by Stephen Harris
I was a participant in the briefing provided by the Ontario Solicitor General’s staff on the proposed detention centre for Kemptville at the Campus property. My overarching sentiment of the experience was one of disappointment. My disappointment is rooted in the cavalier attitude of the government’s participants towards the community – particularly having completely ignored its character, and egregiously failing to acknowledge both the municipality’s original debate to buy the campus, and its interest in acquiring the vacant farmland across the road.
First, the presentation by the bureaucrats focused on how the province’s requirements would be satisfied by using this so-called “surplus” land, without acknowledging the needs and wishes of the community itself. The bureaucratic argument for why the Kemptville site was chosen was based on the fact that it was free – although there was some weak acknowledgment that potential employees lived south of the 417 highway. No concrete evidence was provided. Also, we were told that the site provided easy access to the 416 highway. There are many acres of vacant land along the 416, particularly just south of Barrhaven, where at least two large commercial buildings are being erected, and where a detention centre would be more appropriate, and where no residential properties are located. The fact that the government, in reality, didn’t want to absorb the cost of a new piece of land simply means that the externalities of the decision to locate the facility in Kemptville would have to be absorbed indirectly by members of the Kemptville community, rather than directly by residents of Ontario more generally.
Second, the bureaucrats, to support their case, pointed to other communities in Ontario where the siting of prisons has been successful. Indeed, they had the audacity to suggest that the residents of these communities (Windsor, Sudbury, Thunder Bay, Brampton, Lindsay) would have moved away if they were not satisfied with their situation. What a silly and disingenuous assertion. Moreover, the noted municipalities are considerably larger, both in area and particularly population (by multiples of 100’s in some cases), where a new institution would have little but marginal impact on the community compared to the situation in Kemptville with only 4,000 residents. Indeed, the character and culture of Kemptville will be under attack.

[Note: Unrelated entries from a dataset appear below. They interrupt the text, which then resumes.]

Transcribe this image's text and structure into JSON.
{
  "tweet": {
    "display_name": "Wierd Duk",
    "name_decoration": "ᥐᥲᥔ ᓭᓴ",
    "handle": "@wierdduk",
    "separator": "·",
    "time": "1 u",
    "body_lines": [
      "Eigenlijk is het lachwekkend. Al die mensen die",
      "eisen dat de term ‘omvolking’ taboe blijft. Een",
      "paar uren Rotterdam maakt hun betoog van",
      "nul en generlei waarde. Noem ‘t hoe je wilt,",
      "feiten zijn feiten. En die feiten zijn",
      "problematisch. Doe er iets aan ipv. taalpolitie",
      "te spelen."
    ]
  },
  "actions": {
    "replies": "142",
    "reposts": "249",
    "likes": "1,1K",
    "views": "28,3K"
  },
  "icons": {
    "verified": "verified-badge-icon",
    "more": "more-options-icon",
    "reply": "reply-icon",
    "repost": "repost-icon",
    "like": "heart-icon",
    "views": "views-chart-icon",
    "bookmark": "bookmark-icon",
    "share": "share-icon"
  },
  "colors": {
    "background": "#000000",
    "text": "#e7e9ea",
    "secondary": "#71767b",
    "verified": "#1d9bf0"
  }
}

Third, if Kemptville needs anything to spur its economic development, it is having viable innovative industries providing good paying jobs. What the bureaucrats offered was grass cutting, snow removal, restaurants, and coffee shops. Economic development is not built on the shoulders of low wage jobs associated with the bureaucratic argument. Indeed, research undertaken in the United States on the siting of prisons in rural areas shows no positive effects for economic development. Comparing prison towns with non-prison towns, the former perform worse, in economic terms, than non-prison towns. Actually, unemployment is higher, poverty is higher, and average wages are lower in prison towns than non-prison towns. The increase in housing values is also lower. So, what the government is offering Kemptville is more of the same – low wage, low education requirement jobs, and increasing inequality in exchange for some free land. If the land could be “commercialized”, we would all be better off: good paying jobs in innovative industries and positive flow of property tax revenues. At the meeting, I asked the bureaucrats for the cost-benefit analysis of the policy decision to locate the facility in Kemptville. It was obvious from the answers – which droned on – that no such analysis had been undertaken. Indeed, the decision process reflected an observed pattern by this government: seat of the pants decision-making pushing aside rigorous analysis that would balance the issues raised here. And it was all done in secret.
Finally, one could ask, where do we go from here? This community has a history of reacting to bad decisions, and as a community we should continue to put pressure on provincial politicians. Moreover, our municipal politicians should be less than even-handed in their deliberations with the local MPP and other politicians, because the location of the prison offers nothing to Kemptville residents. The mayor has suggested from time to time that some business people are supportive of the facility because it will generate business. The rigorous policy analysis, which is available to local bureaucrats if they look for it, tells us that business will not be stimulated by the facility. If the mayor thinks this is not the case, then some empirical analysis ought to be brought forward. Alice in Wonderland policies, or policies of hope, hope that everything works out, will not work.